> Input material:
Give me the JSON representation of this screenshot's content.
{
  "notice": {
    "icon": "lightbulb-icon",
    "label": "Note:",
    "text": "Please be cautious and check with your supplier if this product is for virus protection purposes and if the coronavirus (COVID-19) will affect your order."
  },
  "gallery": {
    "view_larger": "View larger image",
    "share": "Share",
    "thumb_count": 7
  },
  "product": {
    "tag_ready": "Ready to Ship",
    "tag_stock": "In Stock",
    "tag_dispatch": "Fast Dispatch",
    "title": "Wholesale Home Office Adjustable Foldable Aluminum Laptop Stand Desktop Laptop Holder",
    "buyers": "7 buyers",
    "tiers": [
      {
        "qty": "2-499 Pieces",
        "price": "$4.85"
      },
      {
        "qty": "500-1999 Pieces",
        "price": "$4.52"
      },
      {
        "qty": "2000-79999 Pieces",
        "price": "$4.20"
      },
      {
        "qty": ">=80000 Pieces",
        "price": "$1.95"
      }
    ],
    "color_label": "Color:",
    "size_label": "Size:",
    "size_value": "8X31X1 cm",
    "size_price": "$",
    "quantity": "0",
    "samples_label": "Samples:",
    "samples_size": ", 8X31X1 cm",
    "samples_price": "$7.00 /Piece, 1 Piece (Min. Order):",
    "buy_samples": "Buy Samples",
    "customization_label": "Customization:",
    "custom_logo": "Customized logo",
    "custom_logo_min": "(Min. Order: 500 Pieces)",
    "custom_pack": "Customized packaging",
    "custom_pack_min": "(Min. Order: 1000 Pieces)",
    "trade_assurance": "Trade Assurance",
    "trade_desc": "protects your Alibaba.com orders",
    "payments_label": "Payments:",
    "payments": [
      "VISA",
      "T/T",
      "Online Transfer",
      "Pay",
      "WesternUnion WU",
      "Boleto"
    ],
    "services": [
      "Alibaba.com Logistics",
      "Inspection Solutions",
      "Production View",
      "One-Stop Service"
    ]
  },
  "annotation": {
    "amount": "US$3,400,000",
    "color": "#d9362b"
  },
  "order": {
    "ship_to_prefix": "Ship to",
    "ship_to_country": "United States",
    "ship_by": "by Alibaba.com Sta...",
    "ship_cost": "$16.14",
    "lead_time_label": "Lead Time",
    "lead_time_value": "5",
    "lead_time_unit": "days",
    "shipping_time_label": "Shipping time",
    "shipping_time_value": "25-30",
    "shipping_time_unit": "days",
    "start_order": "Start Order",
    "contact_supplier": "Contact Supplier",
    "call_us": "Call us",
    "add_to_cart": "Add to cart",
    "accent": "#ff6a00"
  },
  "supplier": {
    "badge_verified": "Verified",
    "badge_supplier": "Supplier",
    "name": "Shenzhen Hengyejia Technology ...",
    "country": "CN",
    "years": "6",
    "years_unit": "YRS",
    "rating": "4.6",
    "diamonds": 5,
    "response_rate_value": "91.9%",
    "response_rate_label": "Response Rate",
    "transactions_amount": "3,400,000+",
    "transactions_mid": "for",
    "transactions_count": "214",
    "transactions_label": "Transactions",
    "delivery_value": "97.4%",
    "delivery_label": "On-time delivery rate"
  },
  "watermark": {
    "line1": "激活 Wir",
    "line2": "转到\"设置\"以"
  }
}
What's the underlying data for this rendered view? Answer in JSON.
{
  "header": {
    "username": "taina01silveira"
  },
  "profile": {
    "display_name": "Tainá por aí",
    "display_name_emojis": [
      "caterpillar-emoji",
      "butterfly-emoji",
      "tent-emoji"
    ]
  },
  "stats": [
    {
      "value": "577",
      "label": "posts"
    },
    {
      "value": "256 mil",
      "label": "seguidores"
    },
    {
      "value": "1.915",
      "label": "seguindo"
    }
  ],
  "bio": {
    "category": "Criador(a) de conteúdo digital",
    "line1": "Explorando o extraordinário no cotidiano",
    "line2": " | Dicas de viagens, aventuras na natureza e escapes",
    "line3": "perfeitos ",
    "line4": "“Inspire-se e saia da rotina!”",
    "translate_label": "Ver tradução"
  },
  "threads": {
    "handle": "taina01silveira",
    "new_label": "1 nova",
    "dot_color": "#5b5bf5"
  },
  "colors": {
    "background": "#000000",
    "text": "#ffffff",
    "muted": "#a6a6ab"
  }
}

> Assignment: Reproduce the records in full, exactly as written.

> Solution to the exercise:
Give me the JSON representation of this screenshot's content.
{
  "notice": {
    "icon": "lightbulb-icon",
    "label": "Note:",
    "text": "Please be cautious and check with your supplier if this product is for virus protection purposes and if the coronavirus (COVID-19) will affect your order."
  },
  "gallery": {
    "view_larger": "View larger image",
    "share": "Share",
    "thumb_count": 7
  },
  "product": {
    "tag_ready": "Ready to Ship",
    "tag_stock": "In Stock",
    "tag_dispatch": "Fast Dispatch",
    "title": "Wholesale Home Office Adjustable Foldable Aluminum Laptop Stand Desktop Laptop Holder",
    "buyers": "7 buyers",
    "tiers": [
      {
        "qty": "2-499 Pieces",
        "price": "$4.85"
      },
      {
        "qty": "500-1999 Pieces",
        "price": "$4.52"
      },
      {
        "qty": "2000-79999 Pieces",
        "price": "$4.20"
      },
      {
        "qty": ">=80000 Pieces",
        "price": "$1.95"
      }
    ],
    "color_label": "Color:",
    "size_label": "Size:",
    "size_value": "8X31X1 cm",
    "size_price": "$",
    "quantity": "0",
    "samples_label": "Samples:",
    "samples_size": ", 8X31X1 cm",
    "samples_price": "$7.00 /Piece, 1 Piece (Min. Order):",
    "buy_samples": "Buy Samples",
    "customization_label": "Customization:",
    "custom_logo": "Customized logo",
    "custom_logo_min": "(Min. Order: 500 Pieces)",
    "custom_pack": "Customized packaging",
    "custom_pack_min": "(Min. Order: 1000 Pieces)",
    "trade_assurance": "Trade Assurance",
    "trade_desc": "protects your Alibaba.com orders",
    "payments_label": "Payments:",
    "payments": [
      "VISA",
      "T/T",
      "Online Transfer",
      "Pay",
      "WesternUnion WU",
      "Boleto"
    ],
    "services": [
      "Alibaba.com Logistics",
      "Inspection Solutions",
      "Production View",
      "One-Stop Service"
    ]
  },
  "annotation": {
    "amount": "US$3,400,000",
    "color": "#d9362b"
  },
  "order": {
    "ship_to_prefix": "Ship to",
    "ship_to_country": "United States",
    "ship_by": "by Alibaba.com Sta...",
    "ship_cost": "$16.14",
    "lead_time_label": "Lead Time",
    "lead_time_value": "5",
    "lead_time_unit": "days",
    "shipping_time_label": "Shipping time",
    "shipping_time_value": "25-30",
    "shipping_time_unit": "days",
    "start_order": "Start Order",
    "contact_supplier": "Contact Supplier",
    "call_us": "Call us",
    "add_to_cart": "Add to cart",
    "accent": "#ff6a00"
  },
  "supplier": {
    "badge_verified": "Verified",
    "badge_supplier": "Supplier",
    "name": "Shenzhen Hengyejia Technology ...",
    "country": "CN",
    "years": "6",
    "years_unit": "YRS",
    "rating": "4.6",
    "diamonds": 5,
    "response_rate_value": "91.9%",
    "response_rate_label": "Response Rate",
    "transactions_amount": "3,400,000+",
    "transactions_mid": "for",
    "transactions_count": "214",
    "transactions_label": "Transactions",
    "delivery_value": "97.4%",
    "delivery_label": "On-time delivery rate"
  },
  "watermark": {
    "line1": "激活 Wir",
    "line2": "转到\"设置\"以"
  }
}
What's the underlying data for this rendered view? Answer in JSON.
{
  "header": {
    "username": "taina01silveira"
  },
  "profile": {
    "display_name": "Tainá por aí",
    "display_name_emojis": [
      "caterpillar-emoji",
      "butterfly-emoji",
      "tent-emoji"
    ]
  },
  "stats": [
    {
      "value": "577",
      "label": "posts"
    },
    {
      "value": "256 mil",
      "label": "seguidores"
    },
    {
      "value": "1.915",
      "label": "seguindo"
    }
  ],
  "bio": {
    "category": "Criador(a) de conteúdo digital",
    "line1": "Explorando o extraordinário no cotidiano",
    "line2": " | Dicas de viagens, aventuras na natureza e escapes",
    "line3": "perfeitos ",
    "line4": "“Inspire-se e saia da rotina!”",
    "translate_label": "Ver tradução"
  },
  "threads": {
    "handle": "taina01silveira",
    "new_label": "1 nova",
    "dot_color": "#5b5bf5"
  },
  "colors": {
    "background": "#000000",
    "text": "#ffffff",
    "muted": "#a6a6ab"
  }
}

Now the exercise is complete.